New York: Charles Scribner's Sons, 1927. First U.S. edition, first printing. Hardcover. This is a superior, jacketed U.S. first edition set of the 1916-1918 volumes of The World Crisis, Churchill's acclaimed history of the First World War. A quarter of a century before the Second World War endowed him with lasting fame, Winston Churchill played a uniquely critical, controversial, and varied role in the “War to end all wars”. The events of these 1916-1918 volumes include Churchill's time at the Front following his political exile and his subsequent return to the Cabinet. The U.S. is the true first edition, as U.S. Volume I publication preceded the British. Jacketed first editions are quite scarce - jacketed U.S. editions even more so.
Charles Scribner's Sons originally issued the 1916-1918 volumes as a two-volume set. This set is in excellent condition, near fine in near fine dust jackets. The maroon, ribbed cloth bindings are simply immaculate as only jacketed copies can be - vividly bright, perfectly square, and showing no discernible wear. The contents remain crisp and bright and feel unread, with no previous ownership marks and no age-toning. The sole minor detraction that prevents our grading the volumes as truly fine is modest spotting to the page edges, mostly confined to the top edges. The dust jackets are entirely complete, with no losses or tears and retaining the original "$10.00 | Two Volumes" front flap prices. The jackets show light soiling, and even toning to the spines. Both dust jackets are protected with removable, archival quality clear covers.

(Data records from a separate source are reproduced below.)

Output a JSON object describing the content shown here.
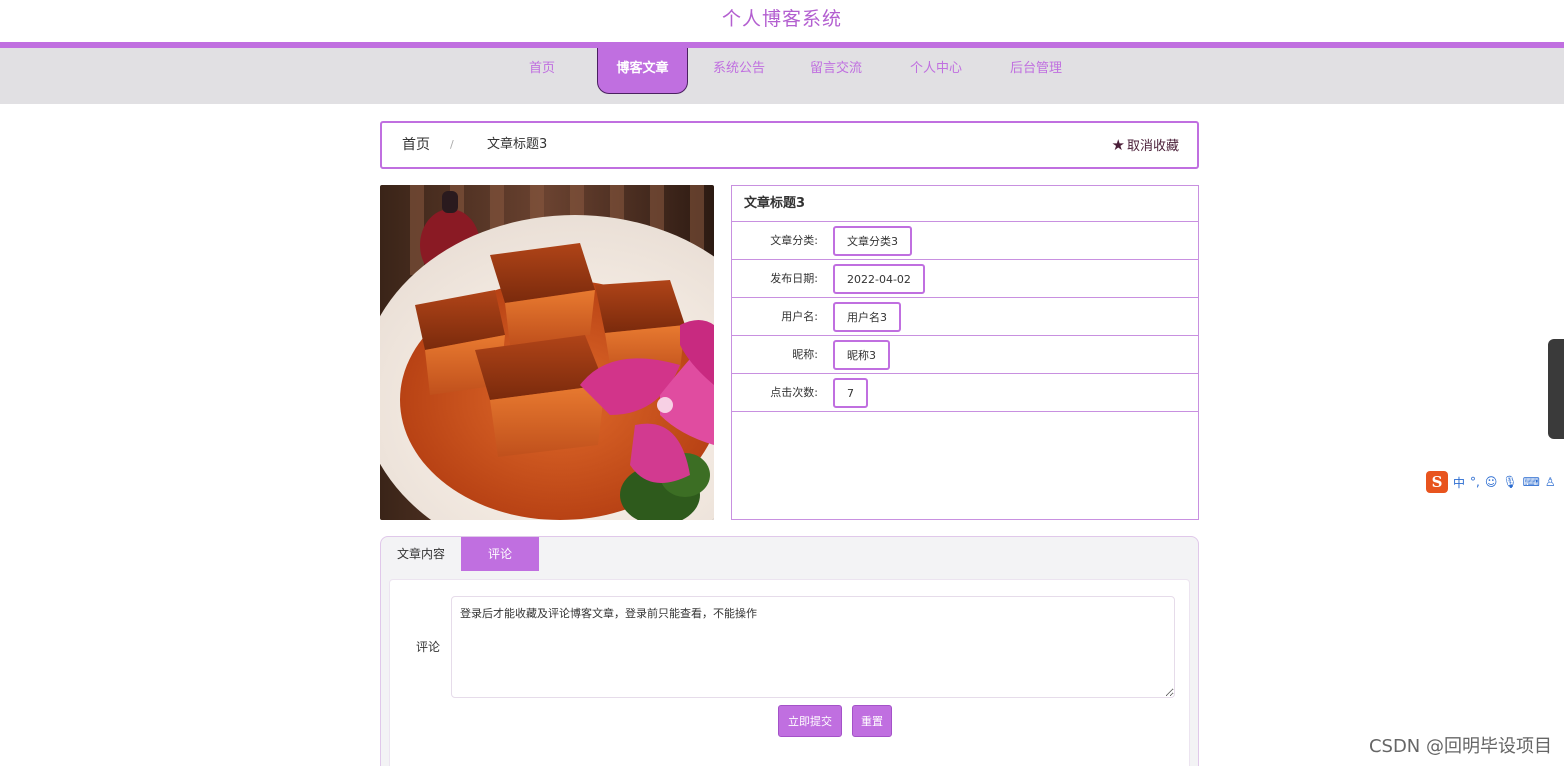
{
  "site": {
    "title": "个人博客系统"
  },
  "nav": {
    "items": [
      {
        "label": "首页"
      },
      {
        "label": "博客文章"
      },
      {
        "label": "系统公告"
      },
      {
        "label": "留言交流"
      },
      {
        "label": "个人中心"
      },
      {
        "label": "后台管理"
      }
    ],
    "active_index": 1
  },
  "breadcrumb": {
    "home": "首页",
    "separator": "/",
    "current": "文章标题3",
    "favorite_label": "取消收藏"
  },
  "article": {
    "title": "文章标题3",
    "fields": [
      {
        "label": "文章分类:",
        "value": "文章分类3"
      },
      {
        "label": "发布日期:",
        "value": "2022-04-02"
      },
      {
        "label": "用户名:",
        "value": "用户名3"
      },
      {
        "label": "昵称:",
        "value": "昵称3"
      },
      {
        "label": "点击次数:",
        "value": "7"
      }
    ]
  },
  "tabs": {
    "content_label": "文章内容",
    "comment_label": "评论"
  },
  "comment_form": {
    "label": "评论",
    "value": "登录后才能收藏及评论博客文章，登录前只能查看，不能操作",
    "submit_label": "立即提交",
    "reset_label": "重置"
  },
  "ime": {
    "logo": "S",
    "items": [
      "中",
      "°,",
      "☺",
      "🎙",
      "⌨",
      "♙"
    ]
  },
  "watermark": "CSDN @回明毕设项目",
  "colors": {
    "accent": "#c06fe0",
    "nav_bg": "#e1e0e3",
    "title": "#b35fd0"
  }
}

Published between 1923 and 1931, The World Crisis spans the 1911-1918 war years, with two supplemental volumes covering the postwar years 1918-1928 (The Aftermath) and the Eastern theatre (The Eastern Front). Of The World Crisis, Frederick Woods wrote: "The volumes contain some of Churchill's finest writing, weaving the many threads together with majestic ease, describing the massive battles in terms which fitly combine relish of the literary challenge with an awareness of the sombre tragedy of the events."
Churchill was in a special position to write this history, having served both in the Cabinet and on the Front. Churchill served as First Lord of the Admiralty from 1911 until 1915, but after the failure in the Dardanelles, he was scapegoated and forced to resign. He spent his political exile as a lieutenant colonel leading a battalion in the trenches. Before the war's end, Churchill was exonerated and rejoined the Government, foreshadowing the political isolation and restoration he would experience nearly two decades later leading up to the Second World War. Despite Churchill's political recovery, the stigma of the Dardanelles would linger. Churchill may have meant for his history of the First World War to clear his name, but his six-volume masterwork far exceeds this purpose.
Reference: Cohen A69.1(III-1&2).a, Woods/ICS A31(aa), Langworth p.103. Item #003021